§ **Aim of the task**: An exact, complete copy of the entries is what is needed.

[[ Source information open ]]

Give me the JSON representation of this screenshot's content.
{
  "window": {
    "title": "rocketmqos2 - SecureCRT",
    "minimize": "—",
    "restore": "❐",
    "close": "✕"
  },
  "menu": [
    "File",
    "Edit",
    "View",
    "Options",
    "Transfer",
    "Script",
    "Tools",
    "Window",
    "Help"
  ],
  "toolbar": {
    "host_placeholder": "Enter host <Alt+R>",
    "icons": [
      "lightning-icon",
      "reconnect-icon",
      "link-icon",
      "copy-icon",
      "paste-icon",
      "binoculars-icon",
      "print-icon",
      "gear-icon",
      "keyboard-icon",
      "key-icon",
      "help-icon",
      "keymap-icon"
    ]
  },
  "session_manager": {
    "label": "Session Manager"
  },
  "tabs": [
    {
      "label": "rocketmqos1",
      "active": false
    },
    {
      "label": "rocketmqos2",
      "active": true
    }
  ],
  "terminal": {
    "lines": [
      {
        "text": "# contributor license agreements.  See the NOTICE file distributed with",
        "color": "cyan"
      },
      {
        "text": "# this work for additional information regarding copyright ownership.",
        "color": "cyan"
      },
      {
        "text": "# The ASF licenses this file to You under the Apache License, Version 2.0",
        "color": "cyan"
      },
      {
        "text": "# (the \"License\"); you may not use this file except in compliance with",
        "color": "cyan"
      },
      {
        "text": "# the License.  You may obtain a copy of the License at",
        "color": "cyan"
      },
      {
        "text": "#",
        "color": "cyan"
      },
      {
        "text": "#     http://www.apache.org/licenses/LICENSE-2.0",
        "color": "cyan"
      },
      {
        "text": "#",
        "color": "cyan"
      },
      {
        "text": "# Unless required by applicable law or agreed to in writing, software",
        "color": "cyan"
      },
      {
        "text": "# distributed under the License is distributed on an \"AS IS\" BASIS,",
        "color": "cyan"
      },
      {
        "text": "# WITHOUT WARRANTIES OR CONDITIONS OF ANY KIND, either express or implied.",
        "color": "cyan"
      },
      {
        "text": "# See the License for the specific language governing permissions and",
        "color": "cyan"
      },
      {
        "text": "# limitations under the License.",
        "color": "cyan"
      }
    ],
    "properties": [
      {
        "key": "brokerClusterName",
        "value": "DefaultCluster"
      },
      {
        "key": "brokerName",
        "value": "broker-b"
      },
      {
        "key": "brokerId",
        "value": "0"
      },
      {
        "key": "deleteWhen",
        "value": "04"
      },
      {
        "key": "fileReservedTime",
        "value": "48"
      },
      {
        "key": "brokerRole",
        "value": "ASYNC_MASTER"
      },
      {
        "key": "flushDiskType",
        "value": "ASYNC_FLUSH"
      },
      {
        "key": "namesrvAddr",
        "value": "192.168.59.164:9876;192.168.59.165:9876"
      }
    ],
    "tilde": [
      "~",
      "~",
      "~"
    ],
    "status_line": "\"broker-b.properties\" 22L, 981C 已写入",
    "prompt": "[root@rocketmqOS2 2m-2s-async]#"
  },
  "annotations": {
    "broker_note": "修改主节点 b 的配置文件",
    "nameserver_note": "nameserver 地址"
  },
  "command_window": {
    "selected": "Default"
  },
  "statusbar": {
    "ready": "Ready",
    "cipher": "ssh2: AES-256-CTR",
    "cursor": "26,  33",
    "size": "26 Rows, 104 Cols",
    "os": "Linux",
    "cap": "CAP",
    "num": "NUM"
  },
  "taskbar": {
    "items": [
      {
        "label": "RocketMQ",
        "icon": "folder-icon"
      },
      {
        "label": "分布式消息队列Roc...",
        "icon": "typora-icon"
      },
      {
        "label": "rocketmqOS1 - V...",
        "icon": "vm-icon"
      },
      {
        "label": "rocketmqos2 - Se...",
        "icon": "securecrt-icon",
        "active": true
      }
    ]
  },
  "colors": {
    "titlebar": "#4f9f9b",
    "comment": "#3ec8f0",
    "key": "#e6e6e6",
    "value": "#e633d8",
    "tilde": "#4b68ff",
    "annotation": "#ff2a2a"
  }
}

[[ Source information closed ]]

§ **Exercise output**:
Give me the JSON representation of this screenshot's content.
{
  "window": {
    "title": "rocketmqos2 - SecureCRT",
    "minimize": "—",
    "restore": "❐",
    "close": "✕"
  },
  "menu": [
    "File",
    "Edit",
    "View",
    "Options",
    "Transfer",
    "Script",
    "Tools",
    "Window",
    "Help"
  ],
  "toolbar": {
    "host_placeholder": "Enter host <Alt+R>",
    "icons": [
      "lightning-icon",
      "reconnect-icon",
      "link-icon",
      "copy-icon",
      "paste-icon",
      "binoculars-icon",
      "print-icon",
      "gear-icon",
      "keyboard-icon",
      "key-icon",
      "help-icon",
      "keymap-icon"
    ]
  },
  "session_manager": {
    "label": "Session Manager"
  },
  "tabs": [
    {
      "label": "rocketmqos1",
      "active": false
    },
    {
      "label": "rocketmqos2",
      "active": true
    }
  ],
  "terminal": {
    "lines": [
      {
        "text": "# contributor license agreements.  See the NOTICE file distributed with",
        "color": "cyan"
      },
      {
        "text": "# this work for additional information regarding copyright ownership.",
        "color": "cyan"
      },
      {
        "text": "# The ASF licenses this file to You under the Apache License, Version 2.0",
        "color": "cyan"
      },
      {
        "text": "# (the \"License\"); you may not use this file except in compliance with",
        "color": "cyan"
      },
      {
        "text": "# the License.  You may obtain a copy of the License at",
        "color": "cyan"
      },
      {
        "text": "#",
        "color": "cyan"
      },
      {
        "text": "#     http://www.apache.org/licenses/LICENSE-2.0",
        "color": "cyan"
      },
      {
        "text": "#",
        "color": "cyan"
      },
      {
        "text": "# Unless required by applicable law or agreed to in writing, software",
        "color": "cyan"
      },
      {
        "text": "# distributed under the License is distributed on an \"AS IS\" BASIS,",
        "color": "cyan"
      },
      {
        "text": "# WITHOUT WARRANTIES OR CONDITIONS OF ANY KIND, either express or implied.",
        "color": "cyan"
      },
      {
        "text": "# See the License for the specific language governing permissions and",
        "color": "cyan"
      },
      {
        "text": "# limitations under the License.",
        "color": "cyan"
      }
    ],
    "properties": [
      {
        "key": "brokerClusterName",
        "value": "DefaultCluster"
      },
      {
        "key": "brokerName",
        "value": "broker-b"
      },
      {
        "key": "brokerId",
        "value": "0"
      },
      {
        "key": "deleteWhen",
        "value": "04"
      },
      {
        "key": "fileReservedTime",
        "value": "48"
      },
      {
        "key": "brokerRole",
        "value": "ASYNC_MASTER"
      },
      {
        "key": "flushDiskType",
        "value": "ASYNC_FLUSH"
      },
      {
        "key": "namesrvAddr",
        "value": "192.168.59.164:9876;192.168.59.165:9876"
      }
    ],
    "tilde": [
      "~",
      "~",
      "~"
    ],
    "status_line": "\"broker-b.properties\" 22L, 981C 已写入",
    "prompt": "[root@rocketmqOS2 2m-2s-async]#"
  },
  "annotations": {
    "broker_note": "修改主节点 b 的配置文件",
    "nameserver_note": "nameserver 地址"
  },
  "command_window": {
    "selected": "Default"
  },
  "statusbar": {
    "ready": "Ready",
    "cipher": "ssh2: AES-256-CTR",
    "cursor": "26,  33",
    "size": "26 Rows, 104 Cols",
    "os": "Linux",
    "cap": "CAP",
    "num": "NUM"
  },
  "taskbar": {
    "items": [
      {
        "label": "RocketMQ",
        "icon": "folder-icon"
      },
      {
        "label": "分布式消息队列Roc...",
        "icon": "typora-icon"
      },
      {
        "label": "rocketmqOS1 - V...",
        "icon": "vm-icon"
      },
      {
        "label": "rocketmqos2 - Se...",
        "icon": "securecrt-icon",
        "active": true
      }
    ]
  },
  "colors": {
    "titlebar": "#4f9f9b",
    "comment": "#3ec8f0",
    "key": "#e6e6e6",
    "value": "#e633d8",
    "tilde": "#4b68ff",
    "annotation": "#ff2a2a"
  }
}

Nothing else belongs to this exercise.